An end to glowing screens at gigs?
Apple has just been granted a patent for technology that could put an end to people using their iPhones at concerts, 9to5Mac reports.
Most cameras are only capable of receiving visible light, but Apple’s patent would allow a camera with extra circuitry to receive data through the invisible infrared portion of the spectrum.
The technology has multiple uses, but what this means for concert-goers is that infrared transmitters in a venue would send data that disables your camera as soon as you hold it up to take a photo or video.
There’s no indication Apple is planning to build this feature into your iPhone yet. The patent application was originally filed in 2011 and technology has changed a great deal since, but as Patently Apple notes it did file for the patent again in 2014.

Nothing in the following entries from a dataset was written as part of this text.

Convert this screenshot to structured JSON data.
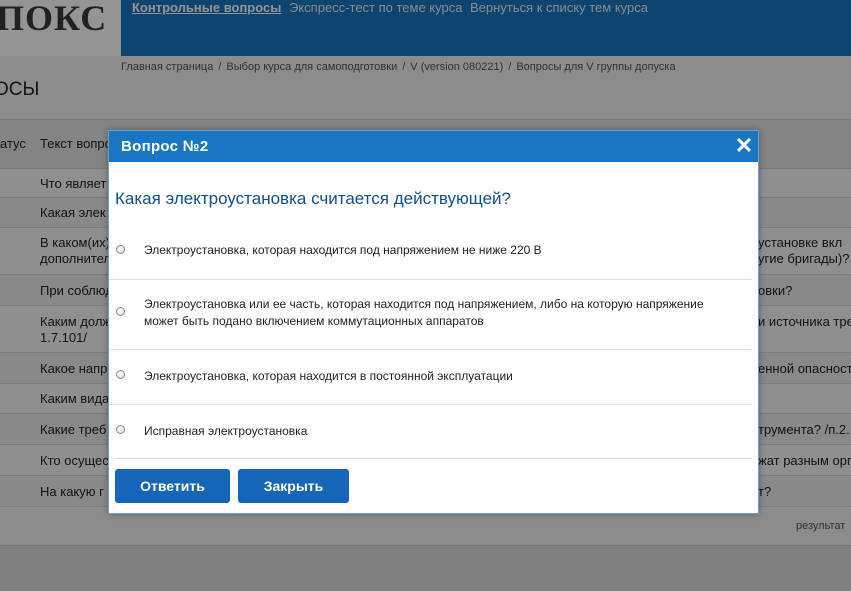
{
  "header": {
    "logo": "ПОКС",
    "nav": [
      {
        "label": "Контрольные вопросы",
        "active": true
      },
      {
        "label": "Экспресс-тест по теме курса",
        "active": false
      },
      {
        "label": "Вернуться к списку тем курса",
        "active": false
      }
    ]
  },
  "breadcrumb": [
    "Главная страница",
    "Выбор курса для самоподготовки",
    "V (version 080221)",
    "Вопросы для V группы допуска"
  ],
  "page_title": "ОСЫ",
  "table": {
    "headers": {
      "status": "атус",
      "text": "Текст вопро"
    },
    "rows": [
      {
        "left": "Что являет",
        "right": ""
      },
      {
        "left": "Какая элек",
        "right": ""
      },
      {
        "left": "В каком(их)",
        "left2": "дополнител",
        "right": "установке вкл",
        "right2": "угие бригады)?"
      },
      {
        "left": "При соблюд",
        "right": "овки?"
      },
      {
        "left": "Каким долж",
        "left2": "1.7.101/",
        "right": "и источника тре"
      },
      {
        "left": "Какое напр",
        "right": "енной опасност"
      },
      {
        "left": "Каким вида",
        "right": ""
      },
      {
        "left": "Какие треб",
        "right": "трумента? /п.2."
      },
      {
        "left": "Кто осущес",
        "right": "жат разным орг"
      },
      {
        "left": "На какую г",
        "right": "т?"
      }
    ],
    "results_label": "результат"
  },
  "modal": {
    "title": "Вопрос №2",
    "close_label": "✕",
    "question": "Какая электроустановка считается действующей?",
    "options": [
      "Электроустановка, которая находится под напряжением не ниже 220 В",
      "Электроустановка или ее часть, которая находится под напряжением, либо на которую напряжение может быть подано включением коммутационных аппаратов",
      "Электроустановка, которая находится в постоянной эксплуатации",
      "Исправная электроустановка"
    ],
    "buttons": {
      "answer": "Ответить",
      "close": "Закрыть"
    }
  },
  "colors": {
    "accent": "#1976c2",
    "button": "#1565b8",
    "question_text": "#0f4f8c"
  }
}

While the system has obvious uses for artists that discourage audience photography such as Kate Bush, it could also be used to block photography in sensitive locations and stop the illegal filming of movies in cinemas.
Another possible use, as the patent explains, is for museums. It would allow people to hold up an iPhone in front of an exhibit and receive information via infrared that would appear on screen – like augmented reality.
However, with the patent being awarded to Apple, it’s likely it would only feature in iPhones. For those keen to take photos at a concert regardless, there’s always Android.
Not every artist dislikes phone at gigs: Radiohead actively encouraged audience members to livestream their performance at Iceland’s Secret Solstice on Periscope earlier this month.